Dealers in the scrap industry attached to the Rwanda Scrap Association (RSA) have exported about 1,000 tonnes of ferrous substances over the last three months.
The association’s Executive Secretary, Francis Twahirwa said that this follows a green light from government were two metals (iron and steel) are exempted from the category barred from exportation in the 2009/10 budget.
“Steel and Iron are categorised in B of the proposal and not A, something that was confusing us earlier.
The budgetary proposal didn’t have details of which type of metals was banned. It was until the Ministry of Finance explained to us that we understood and resumed exporting,” he explained.
Rwanda’s budget read under the East African Community (EAC) calendar, announced a proposal stipulating a ban on the exportation of metallic scrap.
The Minister of Finance, James Musoni explained that this was aimed to halt wreckage and prevent uprooting of certain infrastructure like electrical cables across the region.
The ban that came into force on July 1st looked to be the end of business that generates about Rwf4 million per year for each on average of the associations’ 48 members.
RSA, formed in April, 2007 deals in ferrous and non-ferrous substances. Ferrous substances included iron, steel and the non-ferrous included Aluminium, Bronze and Cooper which was abandoned two years ago because the government forced them to do so.
The association exports the materials to neighbouring countries for the manufacturing of iron-bars, pips and iron-sheets. Twahirwa said that Uganda is their main market for iron and steel.

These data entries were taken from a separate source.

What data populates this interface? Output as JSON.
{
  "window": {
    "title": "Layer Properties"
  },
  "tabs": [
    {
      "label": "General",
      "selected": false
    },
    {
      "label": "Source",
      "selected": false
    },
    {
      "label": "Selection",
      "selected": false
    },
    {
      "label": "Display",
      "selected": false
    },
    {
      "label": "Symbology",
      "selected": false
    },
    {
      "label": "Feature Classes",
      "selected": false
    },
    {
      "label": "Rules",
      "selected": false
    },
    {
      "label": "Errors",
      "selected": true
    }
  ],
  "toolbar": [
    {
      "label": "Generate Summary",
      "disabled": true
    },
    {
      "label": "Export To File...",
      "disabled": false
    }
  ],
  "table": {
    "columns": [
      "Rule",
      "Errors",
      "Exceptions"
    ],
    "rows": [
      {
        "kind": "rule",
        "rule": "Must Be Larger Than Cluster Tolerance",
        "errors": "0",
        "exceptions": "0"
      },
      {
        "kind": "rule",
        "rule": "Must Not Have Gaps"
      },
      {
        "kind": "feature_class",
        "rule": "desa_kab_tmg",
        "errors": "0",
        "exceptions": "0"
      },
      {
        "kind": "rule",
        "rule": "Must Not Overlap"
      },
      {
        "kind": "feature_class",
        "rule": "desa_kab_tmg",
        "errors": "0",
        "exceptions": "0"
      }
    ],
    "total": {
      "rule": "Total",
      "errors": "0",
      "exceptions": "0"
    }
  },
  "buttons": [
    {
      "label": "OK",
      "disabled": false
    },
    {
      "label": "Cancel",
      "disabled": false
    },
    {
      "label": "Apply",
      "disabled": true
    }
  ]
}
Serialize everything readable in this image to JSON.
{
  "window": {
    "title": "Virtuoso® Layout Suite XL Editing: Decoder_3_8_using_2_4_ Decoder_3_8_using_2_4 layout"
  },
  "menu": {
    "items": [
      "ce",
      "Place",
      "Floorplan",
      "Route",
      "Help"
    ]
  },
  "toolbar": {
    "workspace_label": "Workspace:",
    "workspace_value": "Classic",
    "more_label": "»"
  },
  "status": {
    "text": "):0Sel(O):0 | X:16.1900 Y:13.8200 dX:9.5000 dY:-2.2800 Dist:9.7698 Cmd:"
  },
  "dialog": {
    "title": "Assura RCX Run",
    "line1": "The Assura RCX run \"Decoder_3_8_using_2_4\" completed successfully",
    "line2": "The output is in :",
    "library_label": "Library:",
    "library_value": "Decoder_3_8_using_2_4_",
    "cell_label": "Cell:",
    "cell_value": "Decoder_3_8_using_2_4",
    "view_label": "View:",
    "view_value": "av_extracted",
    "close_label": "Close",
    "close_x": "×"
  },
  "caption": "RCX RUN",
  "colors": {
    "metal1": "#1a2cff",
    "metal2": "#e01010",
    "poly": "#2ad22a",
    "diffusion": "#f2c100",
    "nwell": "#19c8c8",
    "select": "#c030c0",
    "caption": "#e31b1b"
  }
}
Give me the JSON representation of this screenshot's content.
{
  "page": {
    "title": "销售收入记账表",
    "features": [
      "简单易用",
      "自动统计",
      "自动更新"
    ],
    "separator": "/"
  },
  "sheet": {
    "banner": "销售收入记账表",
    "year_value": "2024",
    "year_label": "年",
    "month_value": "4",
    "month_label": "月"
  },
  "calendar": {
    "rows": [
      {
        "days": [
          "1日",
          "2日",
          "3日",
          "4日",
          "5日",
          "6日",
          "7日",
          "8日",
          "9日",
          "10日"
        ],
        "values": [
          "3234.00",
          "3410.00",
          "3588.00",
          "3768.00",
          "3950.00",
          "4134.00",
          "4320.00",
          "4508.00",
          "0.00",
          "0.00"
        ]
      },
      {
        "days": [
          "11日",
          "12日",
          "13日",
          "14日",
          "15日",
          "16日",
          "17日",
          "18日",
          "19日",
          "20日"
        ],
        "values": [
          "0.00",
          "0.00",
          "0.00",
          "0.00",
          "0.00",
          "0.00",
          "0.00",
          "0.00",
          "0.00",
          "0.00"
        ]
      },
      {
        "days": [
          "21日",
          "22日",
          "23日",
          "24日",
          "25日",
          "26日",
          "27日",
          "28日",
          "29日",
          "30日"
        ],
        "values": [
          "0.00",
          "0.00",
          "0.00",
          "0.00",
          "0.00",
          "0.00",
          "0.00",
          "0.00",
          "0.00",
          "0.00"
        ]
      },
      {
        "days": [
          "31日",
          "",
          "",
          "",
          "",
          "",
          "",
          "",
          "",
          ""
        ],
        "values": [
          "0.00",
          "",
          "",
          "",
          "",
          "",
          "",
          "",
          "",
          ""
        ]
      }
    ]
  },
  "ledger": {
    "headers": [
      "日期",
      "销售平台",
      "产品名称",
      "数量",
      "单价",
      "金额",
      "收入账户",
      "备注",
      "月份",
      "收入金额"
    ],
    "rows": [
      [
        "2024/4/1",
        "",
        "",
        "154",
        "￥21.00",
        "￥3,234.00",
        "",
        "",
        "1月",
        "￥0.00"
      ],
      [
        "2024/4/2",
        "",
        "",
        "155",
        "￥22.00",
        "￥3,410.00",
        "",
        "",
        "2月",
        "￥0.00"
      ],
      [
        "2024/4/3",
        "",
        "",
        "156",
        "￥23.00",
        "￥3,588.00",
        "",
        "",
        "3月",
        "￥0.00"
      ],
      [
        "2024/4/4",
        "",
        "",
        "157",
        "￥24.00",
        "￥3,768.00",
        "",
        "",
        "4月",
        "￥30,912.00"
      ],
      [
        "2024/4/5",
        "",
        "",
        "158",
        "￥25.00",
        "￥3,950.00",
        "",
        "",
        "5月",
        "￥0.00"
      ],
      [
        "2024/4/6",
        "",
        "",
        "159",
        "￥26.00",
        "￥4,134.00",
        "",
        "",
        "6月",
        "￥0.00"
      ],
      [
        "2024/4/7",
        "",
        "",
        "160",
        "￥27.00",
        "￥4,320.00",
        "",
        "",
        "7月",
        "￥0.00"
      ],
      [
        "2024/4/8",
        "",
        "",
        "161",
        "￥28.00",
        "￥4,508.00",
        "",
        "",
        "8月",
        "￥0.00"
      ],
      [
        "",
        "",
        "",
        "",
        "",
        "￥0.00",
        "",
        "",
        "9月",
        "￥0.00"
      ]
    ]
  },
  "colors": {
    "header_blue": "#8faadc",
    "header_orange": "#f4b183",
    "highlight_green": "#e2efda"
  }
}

The ban was agreed and adopted by all EAC states as a measure to remedy any adverse effects of the establishment of the EAC common external tariff structure.
This raised tension amongst dealers across the region.
Dealers in Uganda and Kenya called on their respective governments to reconsider the decision.